In the Port City debate, hypocrisy is bipartisan

Monday, 19 April 2021 00:25 -     - {{hitsCtrl.values.hits}}


It is hypocritical for a political coalition that demonised the then Government and minorities by vigorously promoting the principle of ‘one country, one law’, to then propose to carve out the Port City development as a geographical area exempt from many of the laws and practices prevalent in the country. Those who sow the wind, reap the whirlwind. Because of this hypocrisy, the Government has great difficulty doing what it knows is the right thing for the country.

It is hypocritical for members of the dominant party in the previous Government (now split) to protest vociferously against the special treatment proposed for investors by the Colombo Port City Economic Commission Bill. They full well know the dysfunctions of the investment environment in Sri Lanka. The then Government was working on a bill on the same lines. There was discussion on placing the financial city within the jurisdiction of the English courts then. 

It is not hypocritical for the Bar Association and other interveners to object to the proposal to establish an International Commercial Dispute Resolution Centre and to the associated legal workarounds. But it is wrong and self-serving. Members of the legal profession, more than anyone else, should know how dysfunctional the country’s legal system has become. 

At the 47th Annual Convocation of the Bar Association, the Minister of Justice said that the average time to enforce a commercial contract in this country is 1,318 days (3.5 years). It is said to take one year to get a date for an appeal to be fixed for hearing on a criminal matter. 

All of us who worked on improving Sri Lanka’s rank in the Ease of Doing Business Indicator know that the legal-system-related factors are a major factor in Sri Lanka being relegated to the back of the class. Poor performance in resolving insolvency and enforcing contracts are major contributors to Sri Lanka being ranked 99th out of 190 countries. On enforcing contracts, we are ranked 164th. 

So, the previous Government was right when they considered placing contracts of investors in the Port City under English commercial courts. The experts who crafted the present bill were right in making arbitration by the International Commercial Dispute Resolution Centre mandatory and allowing for a fast-track engagement with the Sri Lankan courts as needed. Commercial arbitration is nothing new in Sri Lanka. To argue that it violates our Constitution is a little farfetched.
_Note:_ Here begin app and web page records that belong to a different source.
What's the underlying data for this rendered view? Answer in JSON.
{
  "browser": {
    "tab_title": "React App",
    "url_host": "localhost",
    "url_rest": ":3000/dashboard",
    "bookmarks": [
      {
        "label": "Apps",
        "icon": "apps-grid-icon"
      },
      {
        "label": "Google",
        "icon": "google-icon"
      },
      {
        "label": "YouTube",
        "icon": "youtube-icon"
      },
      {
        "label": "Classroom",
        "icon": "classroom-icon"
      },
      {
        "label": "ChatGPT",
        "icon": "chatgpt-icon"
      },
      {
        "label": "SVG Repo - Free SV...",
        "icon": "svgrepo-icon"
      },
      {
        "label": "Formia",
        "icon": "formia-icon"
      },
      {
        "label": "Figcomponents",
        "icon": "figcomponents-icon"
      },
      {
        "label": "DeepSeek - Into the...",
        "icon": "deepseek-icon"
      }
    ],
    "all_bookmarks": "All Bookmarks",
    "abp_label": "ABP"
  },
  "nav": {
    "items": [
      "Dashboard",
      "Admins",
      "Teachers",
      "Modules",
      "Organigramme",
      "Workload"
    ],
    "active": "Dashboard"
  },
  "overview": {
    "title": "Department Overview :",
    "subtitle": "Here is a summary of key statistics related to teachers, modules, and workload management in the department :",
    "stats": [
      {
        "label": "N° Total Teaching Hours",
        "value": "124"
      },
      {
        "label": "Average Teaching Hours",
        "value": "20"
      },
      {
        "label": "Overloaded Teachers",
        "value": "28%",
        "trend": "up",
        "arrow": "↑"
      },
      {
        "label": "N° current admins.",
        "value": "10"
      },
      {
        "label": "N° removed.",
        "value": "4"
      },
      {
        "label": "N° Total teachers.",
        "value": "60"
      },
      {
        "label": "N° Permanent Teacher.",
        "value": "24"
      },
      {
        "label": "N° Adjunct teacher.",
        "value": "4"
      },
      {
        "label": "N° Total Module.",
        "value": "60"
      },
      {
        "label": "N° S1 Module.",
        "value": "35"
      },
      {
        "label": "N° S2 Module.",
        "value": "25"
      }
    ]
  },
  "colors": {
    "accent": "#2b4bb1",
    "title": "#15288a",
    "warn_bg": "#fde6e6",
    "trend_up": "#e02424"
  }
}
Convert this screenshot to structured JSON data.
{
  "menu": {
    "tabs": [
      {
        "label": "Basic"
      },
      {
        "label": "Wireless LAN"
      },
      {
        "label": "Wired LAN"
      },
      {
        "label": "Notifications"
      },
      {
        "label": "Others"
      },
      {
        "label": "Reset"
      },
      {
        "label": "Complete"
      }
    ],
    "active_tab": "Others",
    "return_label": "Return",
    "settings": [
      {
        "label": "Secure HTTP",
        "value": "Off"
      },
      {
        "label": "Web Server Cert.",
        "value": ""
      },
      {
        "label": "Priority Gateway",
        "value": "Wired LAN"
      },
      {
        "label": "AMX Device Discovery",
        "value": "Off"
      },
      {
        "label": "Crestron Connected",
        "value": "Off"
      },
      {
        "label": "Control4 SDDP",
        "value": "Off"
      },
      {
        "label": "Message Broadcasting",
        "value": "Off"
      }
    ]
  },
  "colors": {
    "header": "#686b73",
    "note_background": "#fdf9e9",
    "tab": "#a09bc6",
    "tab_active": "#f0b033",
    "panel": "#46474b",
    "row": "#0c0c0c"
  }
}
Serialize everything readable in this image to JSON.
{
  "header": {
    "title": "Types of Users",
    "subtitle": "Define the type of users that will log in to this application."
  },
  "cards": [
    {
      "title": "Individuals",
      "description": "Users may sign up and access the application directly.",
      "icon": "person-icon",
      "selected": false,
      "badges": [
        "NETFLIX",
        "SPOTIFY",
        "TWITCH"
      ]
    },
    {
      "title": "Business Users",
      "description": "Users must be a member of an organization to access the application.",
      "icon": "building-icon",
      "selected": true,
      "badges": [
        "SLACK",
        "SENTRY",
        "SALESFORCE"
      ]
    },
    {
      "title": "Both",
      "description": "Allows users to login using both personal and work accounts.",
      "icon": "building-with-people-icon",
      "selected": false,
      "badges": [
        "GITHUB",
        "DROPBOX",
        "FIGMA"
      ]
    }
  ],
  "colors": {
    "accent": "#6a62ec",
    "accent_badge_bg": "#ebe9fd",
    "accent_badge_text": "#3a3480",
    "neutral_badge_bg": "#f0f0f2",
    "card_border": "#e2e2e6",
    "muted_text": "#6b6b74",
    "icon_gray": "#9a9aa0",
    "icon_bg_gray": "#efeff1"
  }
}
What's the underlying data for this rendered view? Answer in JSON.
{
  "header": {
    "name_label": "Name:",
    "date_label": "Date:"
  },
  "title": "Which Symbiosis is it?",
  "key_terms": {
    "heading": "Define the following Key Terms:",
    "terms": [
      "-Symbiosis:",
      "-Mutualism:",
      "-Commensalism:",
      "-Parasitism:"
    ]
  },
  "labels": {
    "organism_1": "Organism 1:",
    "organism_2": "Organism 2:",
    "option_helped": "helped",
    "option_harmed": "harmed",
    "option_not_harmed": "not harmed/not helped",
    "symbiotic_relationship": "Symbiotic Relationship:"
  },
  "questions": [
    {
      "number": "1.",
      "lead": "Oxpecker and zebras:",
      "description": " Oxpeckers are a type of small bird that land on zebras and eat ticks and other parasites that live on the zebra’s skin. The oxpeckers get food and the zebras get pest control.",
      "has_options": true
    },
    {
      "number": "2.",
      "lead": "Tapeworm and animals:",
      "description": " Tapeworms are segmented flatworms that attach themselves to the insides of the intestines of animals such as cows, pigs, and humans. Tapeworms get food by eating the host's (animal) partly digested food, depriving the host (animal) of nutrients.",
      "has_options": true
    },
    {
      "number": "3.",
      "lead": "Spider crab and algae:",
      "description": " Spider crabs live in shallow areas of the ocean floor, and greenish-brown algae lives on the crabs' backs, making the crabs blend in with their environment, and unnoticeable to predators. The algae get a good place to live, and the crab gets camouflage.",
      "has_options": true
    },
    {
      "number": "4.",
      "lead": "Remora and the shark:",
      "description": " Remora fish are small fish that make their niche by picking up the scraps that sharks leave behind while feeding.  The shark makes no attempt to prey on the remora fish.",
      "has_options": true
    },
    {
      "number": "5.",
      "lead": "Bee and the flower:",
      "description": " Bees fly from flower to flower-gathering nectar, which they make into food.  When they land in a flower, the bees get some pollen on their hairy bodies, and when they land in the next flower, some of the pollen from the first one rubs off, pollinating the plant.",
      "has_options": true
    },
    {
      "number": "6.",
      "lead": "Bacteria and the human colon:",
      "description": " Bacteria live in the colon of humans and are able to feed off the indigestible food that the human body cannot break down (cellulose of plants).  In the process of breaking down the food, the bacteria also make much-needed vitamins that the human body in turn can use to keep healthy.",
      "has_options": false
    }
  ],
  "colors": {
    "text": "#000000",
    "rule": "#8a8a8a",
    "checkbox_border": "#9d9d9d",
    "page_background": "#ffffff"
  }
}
But of course, professional associations rarely allow logic and the national interest to come in the way of the financial and related interests of the members. The Sri Lankan legal system is one of the worst in the world, partly because the powerful private interests of the legal professionals are given priority over the interests of litigants and the country. It is not in their interest to admit how broken the system, they profit off, is. The Colombo Port City Economic Commission Bill is an indictment of that system. Lawyers, individually (as a prominent politician/President’s Counsel so vividly demonstrated) and collectively, are likely to oppose it. 

The Port City bill is a workaround. It is needed because our systems are broken. President J.R. Jayewardene established the Greater Colombo Economic Commission (predecessor to the Board of Investment) as a workaround solution, by Act No. 4 of 1978 because our systems were a barrier to the attraction of needed foreign investment. We have the Katunayake and Biyagama zones and the various value-added manufacturing industries that are keeping our economy afloat, thanks to that workaround. 

The tragedy is that 43 years later we are still doing workarounds. We need these stopgap measures, but we need to give the highest importance to fix all the systems that affect all our citizens, not just the foreign investors. Despite the specific mention of the doing business indicator in the Port City Commission Bill, the indicator is not done for enclaves but for the country as a whole. Improving the key systems across the country is what others are doing. India is now more than 30 places ahead of Sri Lanka, thanks to dedicated task forces. China is ranked 31st, more than 30 positions ahead of India and more than 60 ahead of Sri Lanka. I invite the readers to look at how well our competitor, Viet Nam, is doing. 

If we do not improve the ease of doing business for all, we will be overtaken by Pakistan soon. They are taking concerted action to improve performance on the components and are now just nine places behind. Do the work around, but for God’s sake, focus on system improvements throughout. Define threshold levels in the Port City Bill itself when the workarounds can be discontinued, and we can celebrate living in a country where the legal system does not require bypass. 

Recent columns